Dataset rows for apps and sites
========================================

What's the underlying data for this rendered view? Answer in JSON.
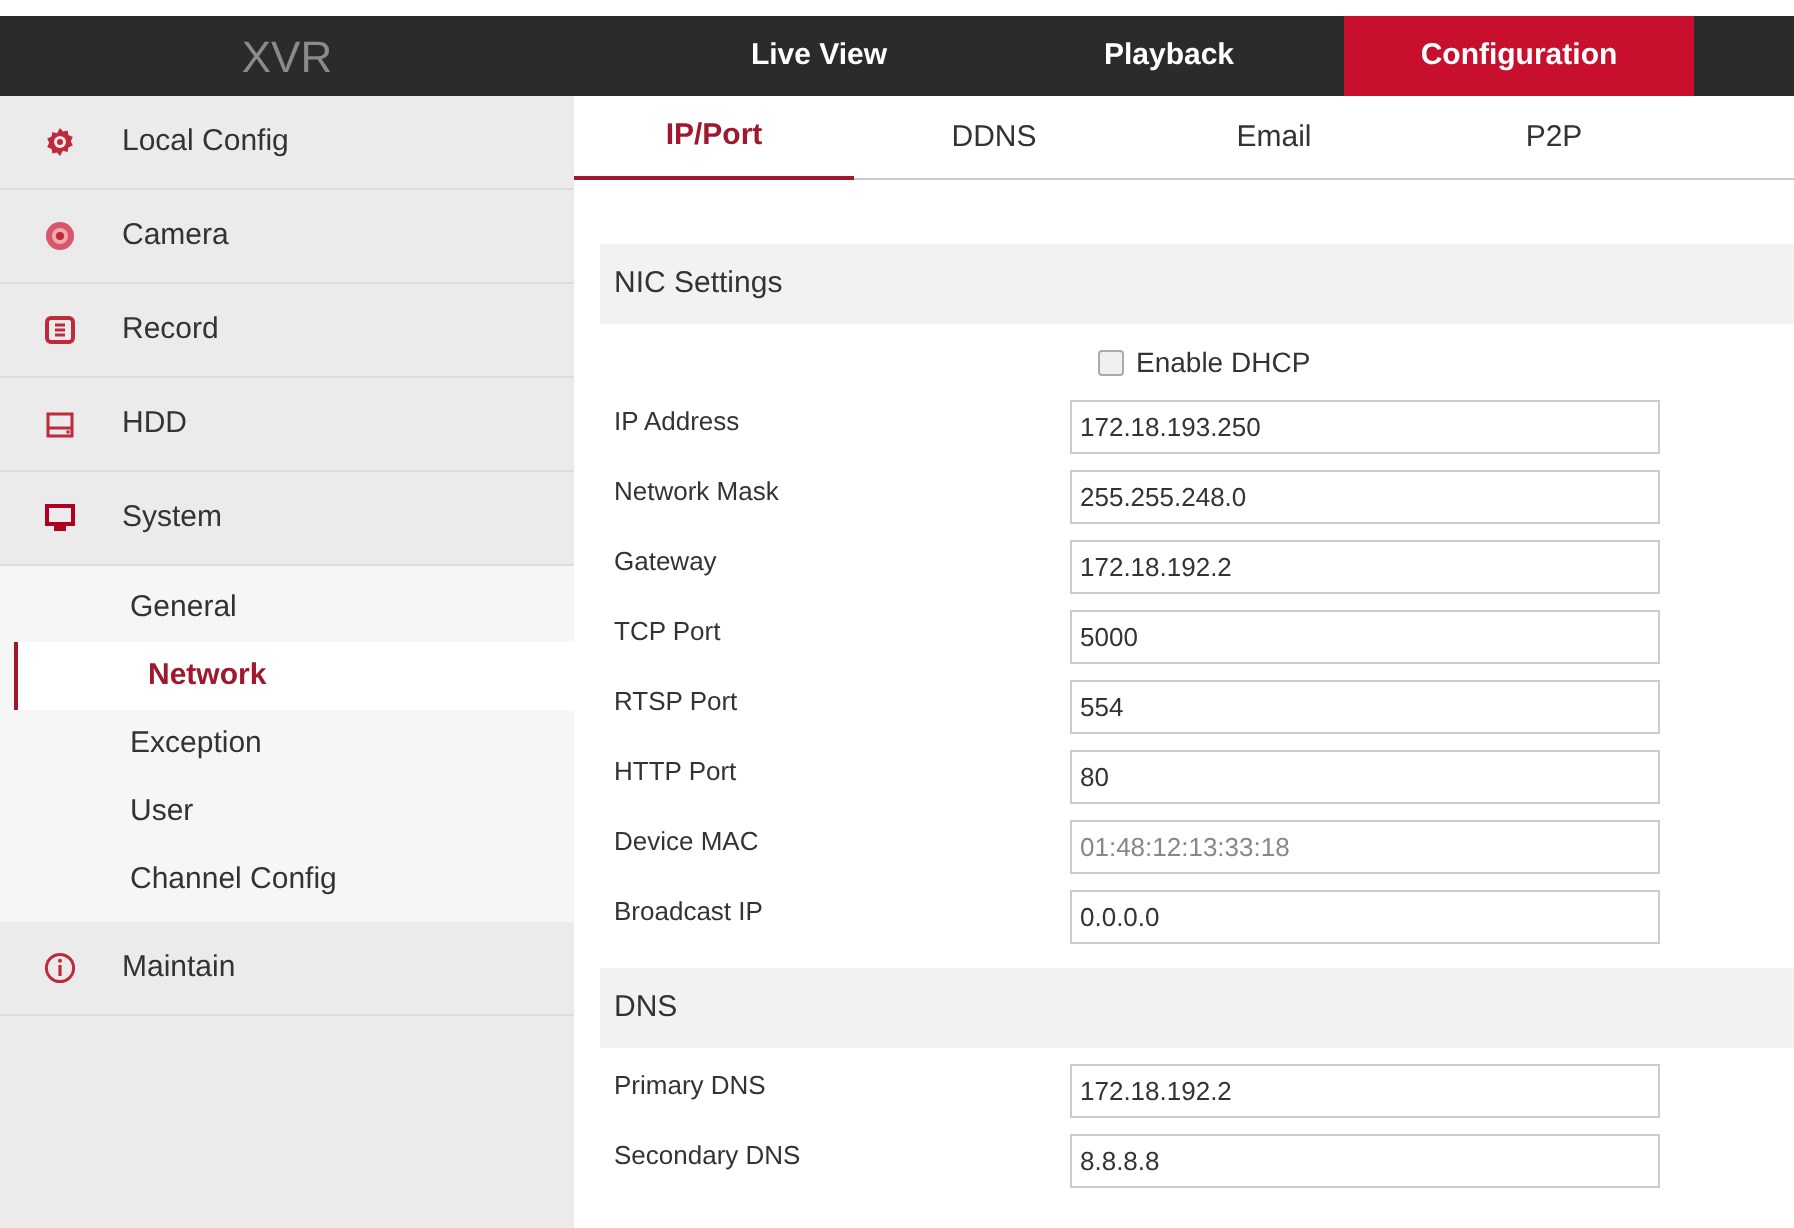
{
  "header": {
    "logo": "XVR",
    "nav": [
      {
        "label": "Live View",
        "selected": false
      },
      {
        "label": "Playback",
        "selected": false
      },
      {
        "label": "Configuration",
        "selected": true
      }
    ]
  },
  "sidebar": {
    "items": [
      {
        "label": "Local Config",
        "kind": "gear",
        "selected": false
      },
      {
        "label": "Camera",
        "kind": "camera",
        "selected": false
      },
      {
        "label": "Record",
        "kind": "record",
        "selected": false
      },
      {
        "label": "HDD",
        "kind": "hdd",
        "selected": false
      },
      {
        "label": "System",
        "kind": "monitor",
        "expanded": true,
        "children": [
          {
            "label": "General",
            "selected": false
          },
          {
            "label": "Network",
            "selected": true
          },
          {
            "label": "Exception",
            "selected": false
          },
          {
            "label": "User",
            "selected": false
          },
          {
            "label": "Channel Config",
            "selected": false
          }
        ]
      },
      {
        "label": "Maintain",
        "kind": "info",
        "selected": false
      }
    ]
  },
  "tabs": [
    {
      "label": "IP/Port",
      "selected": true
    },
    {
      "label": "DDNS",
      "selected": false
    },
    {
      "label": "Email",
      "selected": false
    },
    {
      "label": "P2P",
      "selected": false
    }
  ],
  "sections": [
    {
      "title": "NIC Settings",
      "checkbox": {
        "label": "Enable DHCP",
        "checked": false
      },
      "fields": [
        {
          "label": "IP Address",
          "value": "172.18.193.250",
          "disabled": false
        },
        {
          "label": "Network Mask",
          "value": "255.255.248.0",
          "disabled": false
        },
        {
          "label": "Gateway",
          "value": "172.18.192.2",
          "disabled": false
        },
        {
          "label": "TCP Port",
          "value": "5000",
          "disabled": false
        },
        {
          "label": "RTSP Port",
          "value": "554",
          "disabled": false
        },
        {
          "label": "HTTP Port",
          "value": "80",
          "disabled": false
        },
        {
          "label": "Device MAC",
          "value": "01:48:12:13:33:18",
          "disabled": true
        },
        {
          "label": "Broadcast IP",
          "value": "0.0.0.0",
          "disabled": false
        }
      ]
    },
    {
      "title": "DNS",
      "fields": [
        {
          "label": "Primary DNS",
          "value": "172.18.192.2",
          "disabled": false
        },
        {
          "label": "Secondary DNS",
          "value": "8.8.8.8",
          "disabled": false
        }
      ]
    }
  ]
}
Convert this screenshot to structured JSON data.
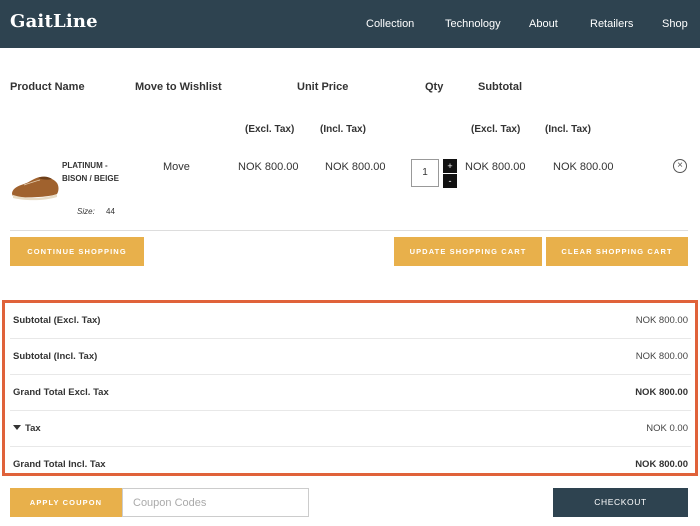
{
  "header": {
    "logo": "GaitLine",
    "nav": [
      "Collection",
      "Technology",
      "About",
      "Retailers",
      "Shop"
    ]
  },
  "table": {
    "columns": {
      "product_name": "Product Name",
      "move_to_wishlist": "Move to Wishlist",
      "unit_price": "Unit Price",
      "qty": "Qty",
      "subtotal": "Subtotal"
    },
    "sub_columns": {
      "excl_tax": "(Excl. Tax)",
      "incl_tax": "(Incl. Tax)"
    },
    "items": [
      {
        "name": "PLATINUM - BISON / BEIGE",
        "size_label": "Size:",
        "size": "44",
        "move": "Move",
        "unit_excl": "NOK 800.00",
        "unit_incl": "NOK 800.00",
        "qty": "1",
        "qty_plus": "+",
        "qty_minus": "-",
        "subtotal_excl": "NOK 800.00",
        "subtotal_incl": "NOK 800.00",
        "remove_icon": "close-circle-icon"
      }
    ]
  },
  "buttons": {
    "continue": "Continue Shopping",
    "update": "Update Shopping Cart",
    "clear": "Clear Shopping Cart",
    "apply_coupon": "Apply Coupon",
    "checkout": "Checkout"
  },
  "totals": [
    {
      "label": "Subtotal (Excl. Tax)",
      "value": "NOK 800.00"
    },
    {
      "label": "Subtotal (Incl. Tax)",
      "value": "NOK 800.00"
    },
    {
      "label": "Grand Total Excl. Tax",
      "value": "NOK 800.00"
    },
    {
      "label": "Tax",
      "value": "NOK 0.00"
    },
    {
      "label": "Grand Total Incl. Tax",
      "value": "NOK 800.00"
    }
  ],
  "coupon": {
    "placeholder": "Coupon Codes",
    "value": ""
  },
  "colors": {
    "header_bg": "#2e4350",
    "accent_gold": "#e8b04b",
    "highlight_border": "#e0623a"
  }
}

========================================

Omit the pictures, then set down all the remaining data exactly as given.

What's the underlying data for this rendered view? Answer in JSON.
{
  "header": {
    "logo": "XVR",
    "nav": [
      {
        "label": "Live View",
        "selected": false
      },
      {
        "label": "Playback",
        "selected": false
      },
      {
        "label": "Configuration",
        "selected": true
      }
    ]
  },
  "sidebar": {
    "items": [
      {
        "label": "Local Config",
        "kind": "gear",
        "selected": false
      },
      {
        "label": "Camera",
        "kind": "camera",
        "selected": false
      },
      {
        "label": "Record",
        "kind": "record",
        "selected": false
      },
      {
        "label": "HDD",
        "kind": "hdd",
        "selected": false
      },
      {
        "label": "System",
        "kind": "monitor",
        "expanded": true,
        "children": [
          {
            "label": "General",
            "selected": false
          },
          {
            "label": "Network",
            "selected": true
          },
          {
            "label": "Exception",
            "selected": false
          },
          {
            "label": "User",
            "selected": false
          },
          {
            "label": "Channel Config",
            "selected": false
          }
        ]
      },
      {
        "label": "Maintain",
        "kind": "info",
        "selected": false
      }
    ]
  },
  "tabs": [
    {
      "label": "IP/Port",
      "selected": true
    },
    {
      "label": "DDNS",
      "selected": false
    },
    {
      "label": "Email",
      "selected": false
    },
    {
      "label": "P2P",
      "selected": false
    }
  ],
  "sections": [
    {
      "title": "NIC Settings",
      "checkbox": {
        "label": "Enable DHCP",
        "checked": false
      },
      "fields": [
        {
          "label": "IP Address",
          "value": "172.18.193.250",
          "disabled": false
        },
        {
          "label": "Network Mask",
          "value": "255.255.248.0",
          "disabled": false
        },
        {
          "label": "Gateway",
          "value": "172.18.192.2",
          "disabled": false
        },
        {
          "label": "TCP Port",
          "value": "5000",
          "disabled": false
        },
        {
          "label": "RTSP Port",
          "value": "554",
          "disabled": false
        },
        {
          "label": "HTTP Port",
          "value": "80",
          "disabled": false
        },
        {
          "label": "Device MAC",
          "value": "01:48:12:13:33:18",
          "disabled": true
        },
        {
          "label": "Broadcast IP",
          "value": "0.0.0.0",
          "disabled": false
        }
      ]
    },
    {
      "title": "DNS",
      "fields": [
        {
          "label": "Primary DNS",
          "value": "172.18.192.2",
          "disabled": false
        },
        {
          "label": "Secondary DNS",
          "value": "8.8.8.8",
          "disabled": false
        }
      ]
    }
  ]
}
Convert this screenshot to structured JSON data.
{
  "header": {
    "logo": "GaitLine",
    "nav": [
      "Collection",
      "Technology",
      "About",
      "Retailers",
      "Shop"
    ]
  },
  "table": {
    "columns": {
      "product_name": "Product Name",
      "move_to_wishlist": "Move to Wishlist",
      "unit_price": "Unit Price",
      "qty": "Qty",
      "subtotal": "Subtotal"
    },
    "sub_columns": {
      "excl_tax": "(Excl. Tax)",
      "incl_tax": "(Incl. Tax)"
    },
    "items": [
      {
        "name": "PLATINUM - BISON / BEIGE",
        "size_label": "Size:",
        "size": "44",
        "move": "Move",
        "unit_excl": "NOK 800.00",
        "unit_incl": "NOK 800.00",
        "qty": "1",
        "qty_plus": "+",
        "qty_minus": "-",
        "subtotal_excl": "NOK 800.00",
        "subtotal_incl": "NOK 800.00",
        "remove_icon": "close-circle-icon"
      }
    ]
  },
  "buttons": {
    "continue": "Continue Shopping",
    "update": "Update Shopping Cart",
    "clear": "Clear Shopping Cart",
    "apply_coupon": "Apply Coupon",
    "checkout": "Checkout"
  },
  "totals": [
    {
      "label": "Subtotal (Excl. Tax)",
      "value": "NOK 800.00"
    },
    {
      "label": "Subtotal (Incl. Tax)",
      "value": "NOK 800.00"
    },
    {
      "label": "Grand Total Excl. Tax",
      "value": "NOK 800.00"
    },
    {
      "label": "Tax",
      "value": "NOK 0.00"
    },
    {
      "label": "Grand Total Incl. Tax",
      "value": "NOK 800.00"
    }
  ],
  "coupon": {
    "placeholder": "Coupon Codes",
    "value": ""
  },
  "colors": {
    "header_bg": "#2e4350",
    "accent_gold": "#e8b04b",
    "highlight_border": "#e0623a"
  }
}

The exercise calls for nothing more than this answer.